* _Task to complete_
Your task is to find every line of the data that holds the string "雪国风尚背包" and copy it.

* _Entries supplied_
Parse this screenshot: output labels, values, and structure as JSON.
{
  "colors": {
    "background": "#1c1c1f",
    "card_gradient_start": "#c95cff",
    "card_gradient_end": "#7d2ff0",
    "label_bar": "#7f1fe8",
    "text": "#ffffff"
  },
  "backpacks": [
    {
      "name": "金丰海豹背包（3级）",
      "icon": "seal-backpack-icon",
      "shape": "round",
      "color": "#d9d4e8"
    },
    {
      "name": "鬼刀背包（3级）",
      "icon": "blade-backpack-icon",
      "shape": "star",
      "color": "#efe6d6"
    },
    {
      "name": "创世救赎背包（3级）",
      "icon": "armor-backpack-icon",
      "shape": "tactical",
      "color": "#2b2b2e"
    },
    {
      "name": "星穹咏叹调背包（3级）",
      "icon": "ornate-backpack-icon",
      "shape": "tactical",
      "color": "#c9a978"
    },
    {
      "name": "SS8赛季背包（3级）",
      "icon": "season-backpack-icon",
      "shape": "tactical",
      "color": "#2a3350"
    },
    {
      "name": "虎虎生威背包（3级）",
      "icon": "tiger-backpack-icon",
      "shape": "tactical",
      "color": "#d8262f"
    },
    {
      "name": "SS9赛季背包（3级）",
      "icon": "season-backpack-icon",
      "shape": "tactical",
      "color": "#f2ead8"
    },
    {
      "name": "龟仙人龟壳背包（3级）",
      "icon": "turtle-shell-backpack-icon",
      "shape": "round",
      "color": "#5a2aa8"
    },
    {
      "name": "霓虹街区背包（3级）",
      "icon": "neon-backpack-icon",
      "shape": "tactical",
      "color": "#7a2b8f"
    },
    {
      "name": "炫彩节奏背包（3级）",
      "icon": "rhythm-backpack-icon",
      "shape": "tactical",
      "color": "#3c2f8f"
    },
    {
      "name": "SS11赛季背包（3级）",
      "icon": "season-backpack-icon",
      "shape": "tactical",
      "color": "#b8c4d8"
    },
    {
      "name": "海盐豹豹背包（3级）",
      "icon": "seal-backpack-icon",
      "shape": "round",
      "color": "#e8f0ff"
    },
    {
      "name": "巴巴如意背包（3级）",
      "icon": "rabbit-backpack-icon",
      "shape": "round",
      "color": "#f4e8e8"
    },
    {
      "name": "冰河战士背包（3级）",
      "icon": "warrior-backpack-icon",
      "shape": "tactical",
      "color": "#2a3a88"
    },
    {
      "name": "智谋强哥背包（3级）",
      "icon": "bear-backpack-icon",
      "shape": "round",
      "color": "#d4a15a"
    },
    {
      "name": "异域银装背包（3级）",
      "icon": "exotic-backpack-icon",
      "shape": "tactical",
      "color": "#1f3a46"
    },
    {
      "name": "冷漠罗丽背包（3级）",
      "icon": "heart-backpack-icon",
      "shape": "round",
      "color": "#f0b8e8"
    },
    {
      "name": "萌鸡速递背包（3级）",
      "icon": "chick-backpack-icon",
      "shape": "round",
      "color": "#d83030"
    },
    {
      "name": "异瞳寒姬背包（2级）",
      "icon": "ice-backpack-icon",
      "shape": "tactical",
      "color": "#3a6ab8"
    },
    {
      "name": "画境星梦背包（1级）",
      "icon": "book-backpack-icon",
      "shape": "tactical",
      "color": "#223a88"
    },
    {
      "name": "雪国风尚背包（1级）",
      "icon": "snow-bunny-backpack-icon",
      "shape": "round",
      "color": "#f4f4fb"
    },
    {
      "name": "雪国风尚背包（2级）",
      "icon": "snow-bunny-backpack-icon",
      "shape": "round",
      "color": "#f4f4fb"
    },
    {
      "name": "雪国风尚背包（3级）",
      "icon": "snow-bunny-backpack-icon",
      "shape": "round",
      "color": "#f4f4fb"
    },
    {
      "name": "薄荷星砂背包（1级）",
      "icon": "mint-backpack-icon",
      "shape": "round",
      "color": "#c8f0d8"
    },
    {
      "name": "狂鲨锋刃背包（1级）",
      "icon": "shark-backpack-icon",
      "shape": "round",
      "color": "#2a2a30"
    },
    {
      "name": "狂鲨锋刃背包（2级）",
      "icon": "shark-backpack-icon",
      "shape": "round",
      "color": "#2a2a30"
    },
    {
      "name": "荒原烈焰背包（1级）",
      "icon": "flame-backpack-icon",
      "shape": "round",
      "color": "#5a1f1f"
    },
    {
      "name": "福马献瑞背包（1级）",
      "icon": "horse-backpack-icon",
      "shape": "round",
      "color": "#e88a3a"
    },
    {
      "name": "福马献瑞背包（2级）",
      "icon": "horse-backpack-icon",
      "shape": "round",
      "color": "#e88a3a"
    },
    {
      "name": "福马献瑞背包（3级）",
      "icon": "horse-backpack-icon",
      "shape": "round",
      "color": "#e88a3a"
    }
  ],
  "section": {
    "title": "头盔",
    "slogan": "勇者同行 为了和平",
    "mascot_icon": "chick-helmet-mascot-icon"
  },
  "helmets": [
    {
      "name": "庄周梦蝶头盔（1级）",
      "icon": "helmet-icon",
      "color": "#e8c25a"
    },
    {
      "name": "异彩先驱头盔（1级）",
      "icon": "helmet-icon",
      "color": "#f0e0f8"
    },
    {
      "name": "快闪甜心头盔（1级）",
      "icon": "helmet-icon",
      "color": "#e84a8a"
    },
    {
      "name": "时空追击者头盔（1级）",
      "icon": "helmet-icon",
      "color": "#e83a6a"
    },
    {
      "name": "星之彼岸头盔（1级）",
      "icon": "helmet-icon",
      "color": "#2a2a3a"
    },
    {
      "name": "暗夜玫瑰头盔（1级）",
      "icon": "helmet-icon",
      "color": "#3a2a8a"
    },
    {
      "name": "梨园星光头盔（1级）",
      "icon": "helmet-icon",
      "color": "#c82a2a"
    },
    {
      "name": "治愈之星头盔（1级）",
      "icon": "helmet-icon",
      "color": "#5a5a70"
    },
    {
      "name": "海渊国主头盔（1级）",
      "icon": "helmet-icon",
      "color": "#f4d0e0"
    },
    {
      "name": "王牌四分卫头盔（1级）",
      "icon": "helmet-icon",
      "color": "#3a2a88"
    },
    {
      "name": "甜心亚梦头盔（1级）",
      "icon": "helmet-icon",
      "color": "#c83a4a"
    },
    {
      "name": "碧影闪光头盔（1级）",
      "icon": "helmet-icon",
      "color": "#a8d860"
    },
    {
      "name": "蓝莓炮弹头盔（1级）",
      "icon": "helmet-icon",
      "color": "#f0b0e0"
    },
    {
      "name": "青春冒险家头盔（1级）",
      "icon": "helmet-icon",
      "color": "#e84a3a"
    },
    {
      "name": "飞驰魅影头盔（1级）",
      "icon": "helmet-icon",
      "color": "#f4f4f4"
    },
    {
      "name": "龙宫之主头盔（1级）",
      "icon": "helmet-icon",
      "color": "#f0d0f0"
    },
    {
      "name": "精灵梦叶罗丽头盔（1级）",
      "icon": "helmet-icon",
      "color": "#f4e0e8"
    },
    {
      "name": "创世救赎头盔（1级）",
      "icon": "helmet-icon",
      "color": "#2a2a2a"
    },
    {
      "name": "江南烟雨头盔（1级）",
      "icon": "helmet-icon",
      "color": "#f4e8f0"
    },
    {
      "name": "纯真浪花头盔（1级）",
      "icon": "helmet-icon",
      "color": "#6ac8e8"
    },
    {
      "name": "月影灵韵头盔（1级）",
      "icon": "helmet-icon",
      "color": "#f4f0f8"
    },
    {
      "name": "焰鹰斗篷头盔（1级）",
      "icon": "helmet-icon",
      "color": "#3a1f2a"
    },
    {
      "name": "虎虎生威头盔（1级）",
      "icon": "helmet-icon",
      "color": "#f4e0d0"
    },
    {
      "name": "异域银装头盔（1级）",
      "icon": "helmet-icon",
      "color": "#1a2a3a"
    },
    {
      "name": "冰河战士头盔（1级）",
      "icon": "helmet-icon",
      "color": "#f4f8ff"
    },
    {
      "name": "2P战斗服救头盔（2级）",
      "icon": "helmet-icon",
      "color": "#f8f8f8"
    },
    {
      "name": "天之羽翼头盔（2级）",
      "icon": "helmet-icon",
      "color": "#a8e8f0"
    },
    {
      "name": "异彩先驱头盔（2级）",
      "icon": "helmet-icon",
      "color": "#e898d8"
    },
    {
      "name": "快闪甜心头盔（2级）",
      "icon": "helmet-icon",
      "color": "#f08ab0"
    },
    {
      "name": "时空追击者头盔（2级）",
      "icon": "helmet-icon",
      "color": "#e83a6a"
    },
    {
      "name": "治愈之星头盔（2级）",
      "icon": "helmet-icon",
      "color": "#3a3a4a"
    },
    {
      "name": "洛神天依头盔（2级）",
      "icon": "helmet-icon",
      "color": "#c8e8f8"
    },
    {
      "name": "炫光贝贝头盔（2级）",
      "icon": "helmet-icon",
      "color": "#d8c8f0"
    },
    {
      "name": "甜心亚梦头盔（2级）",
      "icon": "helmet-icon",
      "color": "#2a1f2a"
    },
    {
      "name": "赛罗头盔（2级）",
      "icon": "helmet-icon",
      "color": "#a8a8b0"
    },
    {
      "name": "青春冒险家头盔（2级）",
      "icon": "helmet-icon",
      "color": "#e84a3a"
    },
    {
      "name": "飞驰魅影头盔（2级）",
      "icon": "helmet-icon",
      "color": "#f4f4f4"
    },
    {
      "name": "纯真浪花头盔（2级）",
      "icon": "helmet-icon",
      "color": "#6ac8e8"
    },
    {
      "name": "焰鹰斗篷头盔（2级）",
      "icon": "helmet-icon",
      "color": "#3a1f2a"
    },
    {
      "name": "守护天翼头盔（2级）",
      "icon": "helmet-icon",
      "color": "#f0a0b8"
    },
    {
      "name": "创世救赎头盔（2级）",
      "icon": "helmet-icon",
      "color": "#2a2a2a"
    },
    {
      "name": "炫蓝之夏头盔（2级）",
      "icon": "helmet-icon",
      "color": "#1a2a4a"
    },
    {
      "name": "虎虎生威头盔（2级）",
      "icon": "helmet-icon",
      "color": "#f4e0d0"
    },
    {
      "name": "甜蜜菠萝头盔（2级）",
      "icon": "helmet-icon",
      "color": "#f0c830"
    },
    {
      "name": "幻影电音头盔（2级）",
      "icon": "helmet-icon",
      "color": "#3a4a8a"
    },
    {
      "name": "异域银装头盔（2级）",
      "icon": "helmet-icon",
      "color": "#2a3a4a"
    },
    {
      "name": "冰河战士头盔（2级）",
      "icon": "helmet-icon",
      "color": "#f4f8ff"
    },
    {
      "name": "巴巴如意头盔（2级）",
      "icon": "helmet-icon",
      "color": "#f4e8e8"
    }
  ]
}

* _Task output_
      "name": "雪国风尚背包（1级）",
      "name": "雪国风尚背包（2级）",
      "name": "雪国风尚背包（3级）",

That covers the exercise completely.